Poetry (South Korea, 2010)

When Poetry director and screenwriter Lee Chang-Dong won the Best Screenplay award at the 2010 Cannes International Film Festival, I was extremely pleased.  Even though the film failed to win the Palme d’Or , a much more prestigious award which ultimately went to Apichatpong Weerasethakul’s Uncle Boonmee Who Can Recall His Past Lives (2010, review here), it felt entirely appropriate that the award he did win specifically celebrated writing and the writing process.  Before becoming a filmmaker at the age of 40, Lee was a successful novelist in his native South Korea, then transitioned into screenwriting and directing.  From his debut film, Green Fish (1997), to his latest and sixth film, Poetry, Lee has proven himself to be one of the most promising auteurs out of the Asian region in a long time.  For Westerners whose expectations for Korean cinema include the dark, violent fantasies of  directors such as Park Chan-Wook (Oldboy, 2003) and Kim Ji-Wook (A Tale of Two Sisters, 2003), Lee may seem like a bit of an anomaly.  Neither, however, is Lee an arthouse director like another fellow countryman of his, Kim Ki-Duk (3-Iron, 2004).  Lee’s narratives are much more straightforward (even his achronologically-staged 1999 film Peppermint Candy) , but at the same time very literary in both form and aesthetics.

*Take note that there are some minor spoilers below*

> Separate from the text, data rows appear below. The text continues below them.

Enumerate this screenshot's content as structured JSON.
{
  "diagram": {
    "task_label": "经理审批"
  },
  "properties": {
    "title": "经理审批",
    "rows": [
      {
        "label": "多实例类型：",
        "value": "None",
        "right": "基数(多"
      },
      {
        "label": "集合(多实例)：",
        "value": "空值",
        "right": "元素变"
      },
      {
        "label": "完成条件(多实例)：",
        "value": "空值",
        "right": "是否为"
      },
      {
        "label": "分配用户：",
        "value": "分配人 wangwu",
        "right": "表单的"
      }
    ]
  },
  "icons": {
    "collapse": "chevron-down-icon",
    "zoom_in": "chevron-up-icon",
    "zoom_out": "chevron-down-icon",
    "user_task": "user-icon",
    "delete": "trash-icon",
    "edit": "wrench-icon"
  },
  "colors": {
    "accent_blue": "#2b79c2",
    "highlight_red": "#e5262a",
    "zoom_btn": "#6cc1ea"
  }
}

Poetry is about the importance of creativity to the individual, especially in one’s darkest hours.  Mijia (veteran actor Yun Jung-Hee), an elderly woman,  is diagnosed with symptoms of early-onset Alzheimer’s, loss of language.  This encourages her to take a poetry class, hoping that just being around poems will keep her mind engaged so further symptoms can be staved off.   During the class, she finds herself wrapped up in the sole class assignment: to compose a single poem.  However, while the goal of the assignment is clear, the steps to reach that goal are not.  Poetry, Mijia learns, is an expression of beauty, but where can that beauty be found and how exactly can it be expressed?  Her creative struggles become further complicated by the accusation of her grandson Wook (Lee David) in a particularly grim crime.

On paper, Poetry appears to be a melodrama and it certainly has moments of tragedy.  However, even the most tense moments are played off with great subtlety, a marked change from, for example, the made-for-tears moments of his breakout film in the West, Oasis (2002, discussion here).  The versatility of his use of heightened and subtle drama is no doubt the result of Lee’s experience as a novelist (though admittedly, I’ve never read any of his work) as well as a careful observant eye focused on human nature.   In one such exemplary scene, Mijia must try to apologize to the mother of the girl involved in the crime that Wook is accused of.  The tension in this scene is incredible: the mother doesn’t know who Mijia is yet and just assumes she is a kind passerby.  Mijia herself knows the truth of the situation, but walks away after a polite conversation, afraid to confront the situation.  The tension is then further ramped up in a later scene when the two meet after the mother has already learned the truth.  The interaction, including the body language, between the two characters  is fantastic and show both Lee’s writing and his keen acuity as a filmmaker, as exemplified by the dramatic tension created without the use (or overuse, as it were) of music, complicated framing, or melodramatic direction.

Of course, credit Yun Jung-Hee herself for her remarkable performance as Mijia.  Brought out of retirement, Yun was the specific actor that Lee had in mind when writing the screenplay and it shows since she fits the role perfectly.  In fact, I felt that part of the beauty of how her character was written and played is that, even though very little is presented about Mijia’s past, I could imagine she had the sort of background that many of her generation have: never had career-oriented work, married and had children young, and sacrificed her own happiness to raise to her family.  In a way, you feel that one dismissive comment that she makes to people about why she’s taking the poetry class, “I do like flowers and say odd things” is almost a defense mechanism.  This is possibly the only time in her life in which she’s indulged herself for her own sake.  Yun plays Mijia with such incredible brevity that she feels like a real character; she brought to mind many of my own aunties around her age.

Comparisons have been made between Poetry and aspects of the recently released Mother (2009), a film directed by Lee’s fellow countryman Bong Joon-Ho.  Both explore the struggles and sacrifice of motherhood and matriarchy in an otherwise male-dominated society and the desperation and length to which their matriarch s are willing to save their offspring.  However, the two paths diverge greatly  in their attempts at exoneration.  While Mother‘s protagonist finds herself falling deeper into the rabbit hole, Poetry‘s Mijia is fighting inexorably to reach the light.